As you can clearly see from the example below, Alisha Marie sticks to a specific style on her vlog channel. The fonts that she uses stay the same and the main idea of the video is clearly highlighted. The viewer can get a pretty good idea of what the video is about without needing to read the title or getting into the description.
When Emma Chamberlain started uploading videos in 2018, she decided to add her own twist on vlogging/lifestyle content. She made sure to appear raw, genuine, and filter-less and it paid off - her subscriber count grew dramatically in a short period of time. Just like with thumbnails, some form of consistency in editing style is a good idea, but creators shouldn’t be afraid of trying something new when it comes to editing techniques.
It’s important to make use of all the features that YouTube has to offer since YouTube loves spotlighting creators that take advantage of these new features. One of these features is info cards - pop-ups during your video that direct viewers to the products, websites, or other videos you’re talking about.

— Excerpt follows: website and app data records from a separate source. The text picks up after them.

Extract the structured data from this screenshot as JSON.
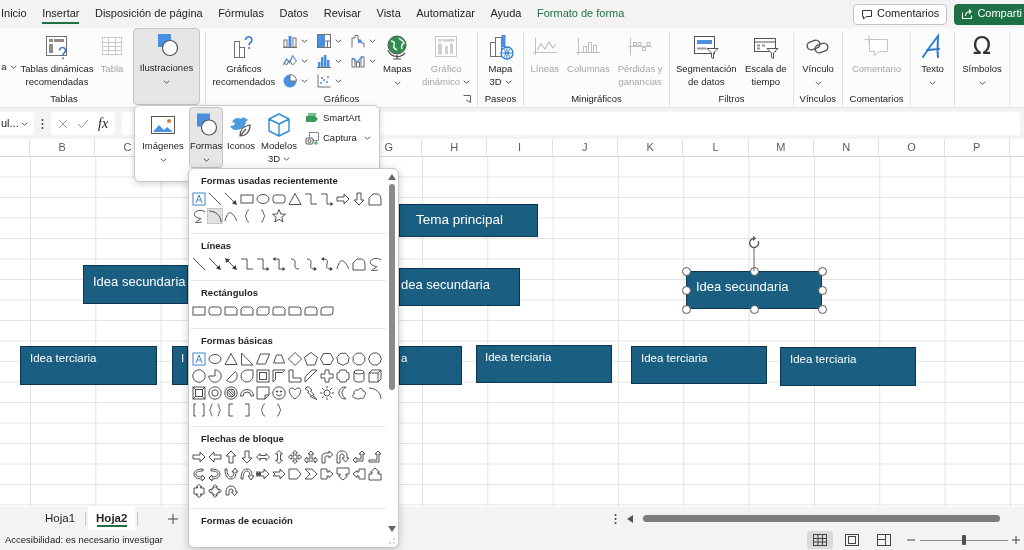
{
  "tabs": [
    {
      "label": "Inicio",
      "kind": "standard",
      "selected": false
    },
    {
      "label": "Insertar",
      "kind": "standard",
      "selected": true
    },
    {
      "label": "Disposición de página",
      "kind": "standard",
      "selected": false
    },
    {
      "label": "Fórmulas",
      "kind": "standard",
      "selected": false
    },
    {
      "label": "Datos",
      "kind": "standard",
      "selected": false
    },
    {
      "label": "Revisar",
      "kind": "standard",
      "selected": false
    },
    {
      "label": "Vista",
      "kind": "standard",
      "selected": false
    },
    {
      "label": "Automatizar",
      "kind": "standard",
      "selected": false
    },
    {
      "label": "Ayuda",
      "kind": "standard",
      "selected": false
    },
    {
      "label": "Formato de forma",
      "kind": "contextual",
      "selected": false
    }
  ],
  "header_buttons": [
    {
      "label": "Comentarios",
      "kind": "outline"
    },
    {
      "label": "Comparti",
      "kind": "primary"
    }
  ],
  "ribbon": {
    "groups": [
      {
        "label": "Tablas",
        "commands": [
          {
            "label": "a",
            "disabled": false,
            "menu": true,
            "expanded": false
          },
          {
            "label": "Tablas dinámicas recomendadas",
            "disabled": false,
            "menu": false,
            "expanded": false
          },
          {
            "label": "Tabla",
            "disabled": true,
            "menu": false,
            "expanded": false
          }
        ]
      },
      {
        "commands": [
          {
            "label": "Ilustraciones",
            "disabled": false,
            "menu": true,
            "expanded": true
          }
        ]
      },
      {
        "label": "Gráficos",
        "commands": [
          {
            "label": "Gráficos recomendados",
            "disabled": false,
            "menu": false,
            "expanded": false
          },
          {
            "label": "Mapas",
            "disabled": false,
            "menu": true,
            "expanded": false
          },
          {
            "label": "Gráfico dinámico",
            "disabled": true,
            "menu": true,
            "expanded": false
          }
        ]
      },
      {
        "label": "Paseos",
        "commands": [
          {
            "label": "Mapa 3D",
            "disabled": false,
            "menu": true,
            "expanded": false
          }
        ]
      },
      {
        "label": "Minigráficos",
        "commands": [
          {
            "label": "Líneas",
            "disabled": true,
            "menu": false,
            "expanded": false
          },
          {
            "label": "Columnas",
            "disabled": true,
            "menu": false,
            "expanded": false
          },
          {
            "label": "Pérdidas y ganancias",
            "disabled": true,
            "menu": false,
            "expanded": false
          }
        ]
      },
      {
        "label": "Filtros",
        "commands": [
          {
            "label": "Segmentación de datos",
            "disabled": false,
            "menu": false,
            "expanded": false
          },
          {
            "label": "Escala de tiempo",
            "disabled": false,
            "menu": false,
            "expanded": false
          }
        ]
      },
      {
        "label": "Vínculos",
        "commands": [
          {
            "label": "Vínculo",
            "disabled": false,
            "menu": true,
            "expanded": false
          }
        ]
      },
      {
        "label": "Comentarios",
        "commands": [
          {
            "label": "Comentario",
            "disabled": true,
            "menu": false,
            "expanded": false
          }
        ]
      },
      {
        "commands": [
          {
            "label": "Texto",
            "disabled": false,
            "menu": true,
            "expanded": false
          }
        ]
      },
      {
        "commands": [
          {
            "label": "Símbolos",
            "glyph": "Ω",
            "disabled": false,
            "menu": true,
            "expanded": false
          }
        ]
      }
    ]
  },
  "illustrations_menu": {
    "items": [
      {
        "label": "Imágenes",
        "kind": "large",
        "menu": true,
        "expanded": false
      },
      {
        "label": "Formas",
        "kind": "large",
        "menu": true,
        "expanded": true
      },
      {
        "label": "Iconos",
        "kind": "large",
        "menu": false,
        "expanded": false
      },
      {
        "label": "Modelos 3D",
        "kind": "large",
        "menu": true,
        "expanded": false
      },
      {
        "label": "SmartArt",
        "kind": "small",
        "menu": false,
        "expanded": false
      },
      {
        "label": "Captura",
        "kind": "small",
        "menu": true,
        "expanded": false
      }
    ]
  },
  "shapes_gallery": {
    "sections": [
      {
        "title": "Formas usadas recientemente",
        "shapes": [
          {
            "kind": "textbox",
            "selected": false
          },
          {
            "kind": "line",
            "selected": false
          },
          {
            "kind": "arrowline",
            "selected": false
          },
          {
            "kind": "rect",
            "selected": false
          },
          {
            "kind": "oval",
            "selected": false
          },
          {
            "kind": "roundrect",
            "selected": false
          },
          {
            "kind": "triangle",
            "selected": false
          },
          {
            "kind": "elbow",
            "selected": false
          },
          {
            "kind": "elbowarrow",
            "selected": false
          },
          {
            "kind": "rightarrow",
            "selected": false
          },
          {
            "kind": "downarrow",
            "selected": false
          },
          {
            "kind": "freeform",
            "selected": false
          },
          {
            "kind": "scribble",
            "selected": false
          },
          {
            "kind": "arc",
            "selected": true
          },
          {
            "kind": "curve",
            "selected": false
          },
          {
            "kind": "lbrace",
            "selected": false
          },
          {
            "kind": "rbrace",
            "selected": false
          },
          {
            "kind": "star",
            "selected": false
          }
        ]
      },
      {
        "title": "Líneas",
        "shapes": [
          {
            "kind": "line",
            "selected": false
          },
          {
            "kind": "arrowline",
            "selected": false
          },
          {
            "kind": "dblarrow",
            "selected": false
          },
          {
            "kind": "elbow",
            "selected": false
          },
          {
            "kind": "elbowarrow",
            "selected": false
          },
          {
            "kind": "elbowdbl",
            "selected": false
          },
          {
            "kind": "curveconn",
            "selected": false
          },
          {
            "kind": "curvearrow",
            "selected": false
          },
          {
            "kind": "curvedbl",
            "selected": false
          },
          {
            "kind": "curve",
            "selected": false
          },
          {
            "kind": "freeform",
            "selected": false
          },
          {
            "kind": "scribble",
            "selected": false
          }
        ]
      },
      {
        "title": "Rectángulos",
        "shapes": [
          {
            "kind": "rect",
            "selected": false
          },
          {
            "kind": "roundrect",
            "selected": false
          },
          {
            "kind": "snip1",
            "selected": false
          },
          {
            "kind": "snip2",
            "selected": false
          },
          {
            "kind": "snipdiag",
            "selected": false
          },
          {
            "kind": "sniprnd",
            "selected": false
          },
          {
            "kind": "round1",
            "selected": false
          },
          {
            "kind": "round2",
            "selected": false
          },
          {
            "kind": "rounddiag",
            "selected": false
          }
        ]
      },
      {
        "title": "Formas básicas",
        "shapes": [
          {
            "kind": "textbox",
            "selected": false
          },
          {
            "kind": "oval",
            "selected": false
          },
          {
            "kind": "triangle",
            "selected": false
          },
          {
            "kind": "rtriangle",
            "selected": false
          },
          {
            "kind": "parallelogram",
            "selected": false
          },
          {
            "kind": "trapezoid",
            "selected": false
          },
          {
            "kind": "diamond",
            "selected": false
          },
          {
            "kind": "pentagon",
            "selected": false
          },
          {
            "kind": "hexagon",
            "selected": false
          },
          {
            "kind": "heptagon",
            "selected": false
          },
          {
            "kind": "octagon",
            "selected": false
          },
          {
            "kind": "decagon",
            "selected": false
          },
          {
            "kind": "dodecagon",
            "selected": false
          },
          {
            "kind": "pie",
            "selected": false
          },
          {
            "kind": "chord",
            "selected": false
          },
          {
            "kind": "teardrop",
            "selected": false
          },
          {
            "kind": "frame",
            "selected": false
          },
          {
            "kind": "halfframe",
            "selected": false
          },
          {
            "kind": "lshape",
            "selected": false
          },
          {
            "kind": "diagstripe",
            "selected": false
          },
          {
            "kind": "cross",
            "selected": false
          },
          {
            "kind": "plaque",
            "selected": false
          },
          {
            "kind": "can",
            "selected": false
          },
          {
            "kind": "cube",
            "selected": false
          },
          {
            "kind": "bevel",
            "selected": false
          },
          {
            "kind": "donut",
            "selected": false
          },
          {
            "kind": "nosymbol",
            "selected": false
          },
          {
            "kind": "blockarc",
            "selected": false
          },
          {
            "kind": "foldedcorner",
            "selected": false
          },
          {
            "kind": "smiley",
            "selected": false
          },
          {
            "kind": "heart",
            "selected": false
          },
          {
            "kind": "lightning",
            "selected": false
          },
          {
            "kind": "sun",
            "selected": false
          },
          {
            "kind": "moon",
            "selected": false
          },
          {
            "kind": "cloud",
            "selected": false
          },
          {
            "kind": "arc",
            "selected": false
          },
          {
            "kind": "dblbracket",
            "selected": false
          },
          {
            "kind": "dblbrace",
            "selected": false
          },
          {
            "kind": "lbracket",
            "selected": false
          },
          {
            "kind": "rbracket",
            "selected": false
          },
          {
            "kind": "lbrace",
            "selected": false
          },
          {
            "kind": "rbrace",
            "selected": false
          }
        ]
      },
      {
        "title": "Flechas de bloque",
        "shapes": [
          {
            "kind": "rightarrow",
            "selected": false
          },
          {
            "kind": "leftarrow",
            "selected": false
          },
          {
            "kind": "uparrow",
            "selected": false
          },
          {
            "kind": "downarrow",
            "selected": false
          },
          {
            "kind": "lrarrow",
            "selected": false
          },
          {
            "kind": "udarrow",
            "selected": false
          },
          {
            "kind": "quadarrow",
            "selected": false
          },
          {
            "kind": "lruparrow",
            "selected": false
          },
          {
            "kind": "bentarrow",
            "selected": false
          },
          {
            "kind": "uturn",
            "selected": false
          },
          {
            "kind": "leftuparrow",
            "selected": false
          },
          {
            "kind": "bentuparrow",
            "selected": false
          },
          {
            "kind": "curvedright",
            "selected": false
          },
          {
            "kind": "curvedleft",
            "selected": false
          },
          {
            "kind": "curvedup",
            "selected": false
          },
          {
            "kind": "curveddown",
            "selected": false
          },
          {
            "kind": "stripedright",
            "selected": false
          },
          {
            "kind": "notchedright",
            "selected": false
          },
          {
            "kind": "homeplate",
            "selected": false
          },
          {
            "kind": "chevron",
            "selected": false
          },
          {
            "kind": "rightcallout",
            "selected": false
          },
          {
            "kind": "downcallout",
            "selected": false
          },
          {
            "kind": "leftcallout",
            "selected": false
          },
          {
            "kind": "upcallout",
            "selected": false
          },
          {
            "kind": "udcallout",
            "selected": false
          },
          {
            "kind": "quadcallout",
            "selected": false
          },
          {
            "kind": "circulararrow",
            "selected": false
          }
        ]
      },
      {
        "title": "Formas de ecuación"
      }
    ]
  },
  "formula_bar": {
    "name_box": "ul...",
    "function_button": "fx"
  },
  "sheet": {
    "columns": [
      "B",
      "C",
      "G",
      "H",
      "I",
      "J",
      "K",
      "L",
      "M",
      "N",
      "O",
      "P"
    ],
    "shapes": [
      {
        "text": "Tema principal",
        "selected": false
      },
      {
        "text": "Idea secundaria",
        "selected": false
      },
      {
        "text": "dea secundaria",
        "selected": false
      },
      {
        "text": "Idea secundaria",
        "selected": true
      },
      {
        "text": "Idea terciaria",
        "selected": false
      },
      {
        "text": "I",
        "selected": false
      },
      {
        "text": "a",
        "selected": false
      },
      {
        "text": "Idea terciaria",
        "selected": false
      },
      {
        "text": "Idea terciaria",
        "selected": false
      },
      {
        "text": "Idea terciaria",
        "selected": false
      }
    ]
  },
  "sheet_tabs": [
    {
      "label": "Hoja1",
      "selected": false
    },
    {
      "label": "Hoja2",
      "selected": true
    }
  ],
  "status_bar": {
    "text": "Accesibilidad: es necesario investigar",
    "views": [
      {
        "selected": true
      },
      {
        "selected": false
      },
      {
        "selected": false
      }
    ],
    "zoom": {
      "level": 0.5
    }
  }
}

Another feature that you should take advantage of is “watch next” end screens. This prompts the viewer to keep watching your content instead of scrolling through what YouTube suggests as their next video (which isn’t necessarily going to be one of your videos!)
More than 500 hours of content is uploaded to YouTube every minute, so it’s important to do everything you can to stand out in the eyes of the YouTube algorithm. This process is known as YouTube SEO - it sounds complicated (and it definitely takes time!), but it’s pretty much the practice of making a video appear at the top of the search results.
How should you start with SEO and keyword research? Here are a few tools to help get you started:
Working on increasing your engagement rate isn’t easy - as a creator, it takes a lot of time, effort, and experimentation to find what works best for you and for your audience. But, it’s 100% worth it, and you’ll be reaping the results before you know it. If you have any questions, don’t hesitate to reach out and contact us!